### Activity
A single figure is required: the number of lines in the listing below containing the word "MethodAccessor".

### Entries provided
──────────────────────────────

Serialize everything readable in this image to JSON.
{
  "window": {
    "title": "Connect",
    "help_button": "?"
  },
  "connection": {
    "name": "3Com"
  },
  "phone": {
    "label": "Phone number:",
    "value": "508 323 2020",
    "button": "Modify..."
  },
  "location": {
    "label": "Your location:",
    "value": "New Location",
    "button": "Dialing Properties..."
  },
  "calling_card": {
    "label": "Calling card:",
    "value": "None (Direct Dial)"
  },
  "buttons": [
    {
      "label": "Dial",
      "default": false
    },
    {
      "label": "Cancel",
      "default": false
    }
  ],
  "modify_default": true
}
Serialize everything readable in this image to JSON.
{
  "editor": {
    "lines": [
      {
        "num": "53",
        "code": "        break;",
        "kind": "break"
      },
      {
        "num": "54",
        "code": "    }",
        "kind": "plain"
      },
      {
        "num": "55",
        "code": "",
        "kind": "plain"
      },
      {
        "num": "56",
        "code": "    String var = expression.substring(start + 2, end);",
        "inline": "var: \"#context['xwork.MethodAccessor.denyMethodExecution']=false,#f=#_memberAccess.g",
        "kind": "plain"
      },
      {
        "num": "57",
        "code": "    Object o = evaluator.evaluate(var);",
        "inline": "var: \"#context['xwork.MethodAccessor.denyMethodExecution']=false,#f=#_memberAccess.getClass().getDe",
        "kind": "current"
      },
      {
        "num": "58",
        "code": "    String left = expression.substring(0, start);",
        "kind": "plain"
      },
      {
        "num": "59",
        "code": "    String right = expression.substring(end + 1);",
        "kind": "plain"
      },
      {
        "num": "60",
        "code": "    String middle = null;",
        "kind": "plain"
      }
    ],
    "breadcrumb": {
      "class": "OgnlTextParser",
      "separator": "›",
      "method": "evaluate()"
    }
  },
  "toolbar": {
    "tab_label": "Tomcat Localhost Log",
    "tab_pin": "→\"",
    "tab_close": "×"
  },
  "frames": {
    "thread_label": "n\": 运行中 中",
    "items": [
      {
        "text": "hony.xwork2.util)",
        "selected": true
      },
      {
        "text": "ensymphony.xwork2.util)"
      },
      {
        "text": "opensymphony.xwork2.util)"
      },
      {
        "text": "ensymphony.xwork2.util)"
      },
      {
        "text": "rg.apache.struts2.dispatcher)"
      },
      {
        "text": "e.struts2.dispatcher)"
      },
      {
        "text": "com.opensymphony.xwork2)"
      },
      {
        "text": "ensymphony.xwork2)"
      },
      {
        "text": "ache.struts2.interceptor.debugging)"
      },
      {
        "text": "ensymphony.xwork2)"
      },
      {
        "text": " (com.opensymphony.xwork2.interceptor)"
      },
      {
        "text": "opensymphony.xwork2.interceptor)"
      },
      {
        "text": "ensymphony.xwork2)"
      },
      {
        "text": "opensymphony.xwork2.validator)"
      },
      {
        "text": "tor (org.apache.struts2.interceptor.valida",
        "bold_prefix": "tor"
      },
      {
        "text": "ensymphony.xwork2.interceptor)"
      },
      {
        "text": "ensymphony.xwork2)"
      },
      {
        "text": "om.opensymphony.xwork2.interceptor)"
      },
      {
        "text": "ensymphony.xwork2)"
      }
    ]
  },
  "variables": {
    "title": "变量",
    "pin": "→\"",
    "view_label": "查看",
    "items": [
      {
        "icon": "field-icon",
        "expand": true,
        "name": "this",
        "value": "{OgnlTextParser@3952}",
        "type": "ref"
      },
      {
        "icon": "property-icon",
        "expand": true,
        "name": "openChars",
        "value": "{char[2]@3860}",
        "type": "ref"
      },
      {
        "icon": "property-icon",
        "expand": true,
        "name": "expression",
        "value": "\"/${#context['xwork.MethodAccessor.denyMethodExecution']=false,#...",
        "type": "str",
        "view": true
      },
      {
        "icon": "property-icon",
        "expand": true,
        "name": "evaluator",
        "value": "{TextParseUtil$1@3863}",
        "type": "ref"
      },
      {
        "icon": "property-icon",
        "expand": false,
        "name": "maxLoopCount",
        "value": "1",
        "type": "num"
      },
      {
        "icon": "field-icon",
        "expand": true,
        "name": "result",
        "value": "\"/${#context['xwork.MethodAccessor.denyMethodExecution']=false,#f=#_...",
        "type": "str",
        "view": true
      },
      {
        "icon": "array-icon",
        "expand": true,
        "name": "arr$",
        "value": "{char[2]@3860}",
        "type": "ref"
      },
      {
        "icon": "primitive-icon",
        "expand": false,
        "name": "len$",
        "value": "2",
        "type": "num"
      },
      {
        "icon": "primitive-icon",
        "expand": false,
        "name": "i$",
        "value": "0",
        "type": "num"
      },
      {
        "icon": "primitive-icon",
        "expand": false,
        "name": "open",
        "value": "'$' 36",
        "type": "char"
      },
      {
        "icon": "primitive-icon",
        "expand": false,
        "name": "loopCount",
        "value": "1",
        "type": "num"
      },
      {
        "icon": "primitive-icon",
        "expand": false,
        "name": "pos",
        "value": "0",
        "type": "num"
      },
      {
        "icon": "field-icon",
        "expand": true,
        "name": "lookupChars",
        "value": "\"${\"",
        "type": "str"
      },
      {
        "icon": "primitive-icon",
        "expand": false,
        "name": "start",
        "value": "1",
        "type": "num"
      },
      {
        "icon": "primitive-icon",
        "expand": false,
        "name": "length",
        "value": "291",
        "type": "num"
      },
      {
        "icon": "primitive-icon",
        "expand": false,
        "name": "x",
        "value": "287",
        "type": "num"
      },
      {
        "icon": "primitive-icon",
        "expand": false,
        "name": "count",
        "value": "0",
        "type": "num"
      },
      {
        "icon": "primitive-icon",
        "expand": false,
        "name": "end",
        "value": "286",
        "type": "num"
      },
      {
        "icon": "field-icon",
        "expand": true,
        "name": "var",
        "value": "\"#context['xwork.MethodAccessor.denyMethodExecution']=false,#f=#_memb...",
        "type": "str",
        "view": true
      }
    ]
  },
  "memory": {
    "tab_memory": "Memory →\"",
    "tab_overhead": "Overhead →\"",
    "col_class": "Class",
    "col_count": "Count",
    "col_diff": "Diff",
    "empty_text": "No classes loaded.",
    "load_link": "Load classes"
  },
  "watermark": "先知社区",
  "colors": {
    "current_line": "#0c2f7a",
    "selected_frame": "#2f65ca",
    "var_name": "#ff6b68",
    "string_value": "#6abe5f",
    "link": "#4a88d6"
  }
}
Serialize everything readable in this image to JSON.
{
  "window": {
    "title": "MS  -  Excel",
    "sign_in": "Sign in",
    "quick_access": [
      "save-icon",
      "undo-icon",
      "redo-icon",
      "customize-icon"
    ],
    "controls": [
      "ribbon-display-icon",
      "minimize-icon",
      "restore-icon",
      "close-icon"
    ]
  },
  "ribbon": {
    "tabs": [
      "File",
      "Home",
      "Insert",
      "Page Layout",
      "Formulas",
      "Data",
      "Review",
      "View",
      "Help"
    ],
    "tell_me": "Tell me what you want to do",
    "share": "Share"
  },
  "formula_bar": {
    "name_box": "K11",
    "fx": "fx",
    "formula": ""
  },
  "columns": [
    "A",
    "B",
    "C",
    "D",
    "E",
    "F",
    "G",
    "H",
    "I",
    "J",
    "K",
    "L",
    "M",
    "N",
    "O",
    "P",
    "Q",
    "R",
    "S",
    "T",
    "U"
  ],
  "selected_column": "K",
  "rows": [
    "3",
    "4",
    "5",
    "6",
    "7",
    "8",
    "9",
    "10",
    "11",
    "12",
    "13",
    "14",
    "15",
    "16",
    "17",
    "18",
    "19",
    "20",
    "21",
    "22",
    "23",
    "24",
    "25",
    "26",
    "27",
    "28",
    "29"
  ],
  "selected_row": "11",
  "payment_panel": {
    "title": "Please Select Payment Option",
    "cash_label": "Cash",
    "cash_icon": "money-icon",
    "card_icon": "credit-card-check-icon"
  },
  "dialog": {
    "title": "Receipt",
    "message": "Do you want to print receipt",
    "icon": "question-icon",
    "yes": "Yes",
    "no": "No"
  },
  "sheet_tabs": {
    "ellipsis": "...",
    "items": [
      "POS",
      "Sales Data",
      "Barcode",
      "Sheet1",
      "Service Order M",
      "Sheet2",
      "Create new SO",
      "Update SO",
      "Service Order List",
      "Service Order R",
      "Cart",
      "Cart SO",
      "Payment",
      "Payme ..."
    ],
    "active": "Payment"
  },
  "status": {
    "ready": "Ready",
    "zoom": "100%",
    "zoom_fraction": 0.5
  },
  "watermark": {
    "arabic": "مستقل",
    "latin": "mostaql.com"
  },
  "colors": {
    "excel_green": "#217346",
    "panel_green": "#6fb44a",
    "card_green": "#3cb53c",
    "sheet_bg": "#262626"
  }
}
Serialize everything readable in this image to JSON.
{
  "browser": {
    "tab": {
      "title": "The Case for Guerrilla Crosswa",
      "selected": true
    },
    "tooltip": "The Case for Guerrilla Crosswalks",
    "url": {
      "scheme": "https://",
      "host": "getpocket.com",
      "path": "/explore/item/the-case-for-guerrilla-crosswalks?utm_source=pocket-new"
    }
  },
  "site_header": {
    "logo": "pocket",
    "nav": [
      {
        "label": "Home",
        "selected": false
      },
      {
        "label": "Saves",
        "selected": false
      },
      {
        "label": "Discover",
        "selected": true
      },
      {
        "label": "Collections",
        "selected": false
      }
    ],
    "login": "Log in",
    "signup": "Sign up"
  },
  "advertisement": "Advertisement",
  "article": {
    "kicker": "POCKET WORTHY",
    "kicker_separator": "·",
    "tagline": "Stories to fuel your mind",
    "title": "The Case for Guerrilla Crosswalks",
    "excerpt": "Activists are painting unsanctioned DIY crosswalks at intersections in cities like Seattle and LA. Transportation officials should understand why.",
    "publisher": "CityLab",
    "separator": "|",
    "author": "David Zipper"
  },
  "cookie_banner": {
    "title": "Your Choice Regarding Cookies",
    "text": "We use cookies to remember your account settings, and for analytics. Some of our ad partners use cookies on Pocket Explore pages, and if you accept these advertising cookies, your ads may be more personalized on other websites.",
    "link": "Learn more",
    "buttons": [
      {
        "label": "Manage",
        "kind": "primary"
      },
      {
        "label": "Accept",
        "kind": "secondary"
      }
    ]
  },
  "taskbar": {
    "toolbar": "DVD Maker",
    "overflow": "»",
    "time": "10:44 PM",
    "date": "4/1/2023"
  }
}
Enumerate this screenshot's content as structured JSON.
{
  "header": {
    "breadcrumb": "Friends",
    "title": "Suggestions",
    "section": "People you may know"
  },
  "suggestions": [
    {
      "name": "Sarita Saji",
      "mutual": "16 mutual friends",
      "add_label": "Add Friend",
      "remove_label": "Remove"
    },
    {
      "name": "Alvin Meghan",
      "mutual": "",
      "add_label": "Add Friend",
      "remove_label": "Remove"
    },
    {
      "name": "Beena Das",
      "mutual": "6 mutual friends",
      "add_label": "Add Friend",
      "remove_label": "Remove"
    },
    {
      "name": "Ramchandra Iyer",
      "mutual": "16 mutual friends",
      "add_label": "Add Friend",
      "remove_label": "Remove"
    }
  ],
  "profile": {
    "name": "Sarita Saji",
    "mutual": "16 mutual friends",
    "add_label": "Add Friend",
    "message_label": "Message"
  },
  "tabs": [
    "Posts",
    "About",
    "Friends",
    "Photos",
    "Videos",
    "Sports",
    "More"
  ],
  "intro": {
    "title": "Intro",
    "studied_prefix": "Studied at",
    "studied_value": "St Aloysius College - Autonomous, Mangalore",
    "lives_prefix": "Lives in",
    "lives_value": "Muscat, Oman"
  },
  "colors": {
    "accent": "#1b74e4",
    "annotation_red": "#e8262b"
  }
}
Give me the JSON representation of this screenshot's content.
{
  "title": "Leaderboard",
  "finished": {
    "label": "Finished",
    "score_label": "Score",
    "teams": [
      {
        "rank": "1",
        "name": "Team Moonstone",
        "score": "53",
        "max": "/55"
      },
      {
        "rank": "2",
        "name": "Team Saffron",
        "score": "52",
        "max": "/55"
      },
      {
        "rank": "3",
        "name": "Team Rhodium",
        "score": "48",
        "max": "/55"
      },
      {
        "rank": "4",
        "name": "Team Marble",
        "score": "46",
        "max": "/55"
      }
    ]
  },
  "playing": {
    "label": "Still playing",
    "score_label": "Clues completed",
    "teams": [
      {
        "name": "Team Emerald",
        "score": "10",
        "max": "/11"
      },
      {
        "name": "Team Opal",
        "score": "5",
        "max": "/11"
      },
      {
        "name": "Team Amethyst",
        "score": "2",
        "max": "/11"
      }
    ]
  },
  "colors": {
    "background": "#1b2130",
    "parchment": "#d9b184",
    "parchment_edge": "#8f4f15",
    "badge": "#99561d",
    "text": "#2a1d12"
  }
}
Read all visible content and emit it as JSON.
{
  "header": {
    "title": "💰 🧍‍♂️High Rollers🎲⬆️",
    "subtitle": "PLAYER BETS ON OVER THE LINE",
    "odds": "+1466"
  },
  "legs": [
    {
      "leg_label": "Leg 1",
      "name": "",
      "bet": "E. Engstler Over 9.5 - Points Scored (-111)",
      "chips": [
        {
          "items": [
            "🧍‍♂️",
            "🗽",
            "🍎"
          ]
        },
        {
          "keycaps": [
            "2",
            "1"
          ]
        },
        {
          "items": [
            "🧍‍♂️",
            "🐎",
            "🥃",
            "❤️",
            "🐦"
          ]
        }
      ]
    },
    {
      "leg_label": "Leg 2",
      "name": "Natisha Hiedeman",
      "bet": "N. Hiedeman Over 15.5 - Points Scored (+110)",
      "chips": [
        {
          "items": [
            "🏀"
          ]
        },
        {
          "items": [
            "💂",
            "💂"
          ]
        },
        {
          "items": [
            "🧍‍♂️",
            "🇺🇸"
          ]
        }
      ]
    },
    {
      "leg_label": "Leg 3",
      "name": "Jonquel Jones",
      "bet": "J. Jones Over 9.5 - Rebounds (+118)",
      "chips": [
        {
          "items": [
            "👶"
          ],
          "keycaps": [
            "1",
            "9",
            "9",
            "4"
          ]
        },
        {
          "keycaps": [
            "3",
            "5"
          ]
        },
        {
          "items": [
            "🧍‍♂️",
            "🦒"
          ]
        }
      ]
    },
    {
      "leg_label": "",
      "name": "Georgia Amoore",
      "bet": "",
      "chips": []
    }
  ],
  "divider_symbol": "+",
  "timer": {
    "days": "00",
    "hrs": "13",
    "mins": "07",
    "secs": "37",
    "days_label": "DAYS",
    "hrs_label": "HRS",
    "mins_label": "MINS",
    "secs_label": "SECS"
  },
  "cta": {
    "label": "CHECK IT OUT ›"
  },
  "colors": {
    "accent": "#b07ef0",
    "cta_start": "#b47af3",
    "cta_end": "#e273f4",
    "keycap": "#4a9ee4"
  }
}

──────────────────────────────

### Exercise answer
5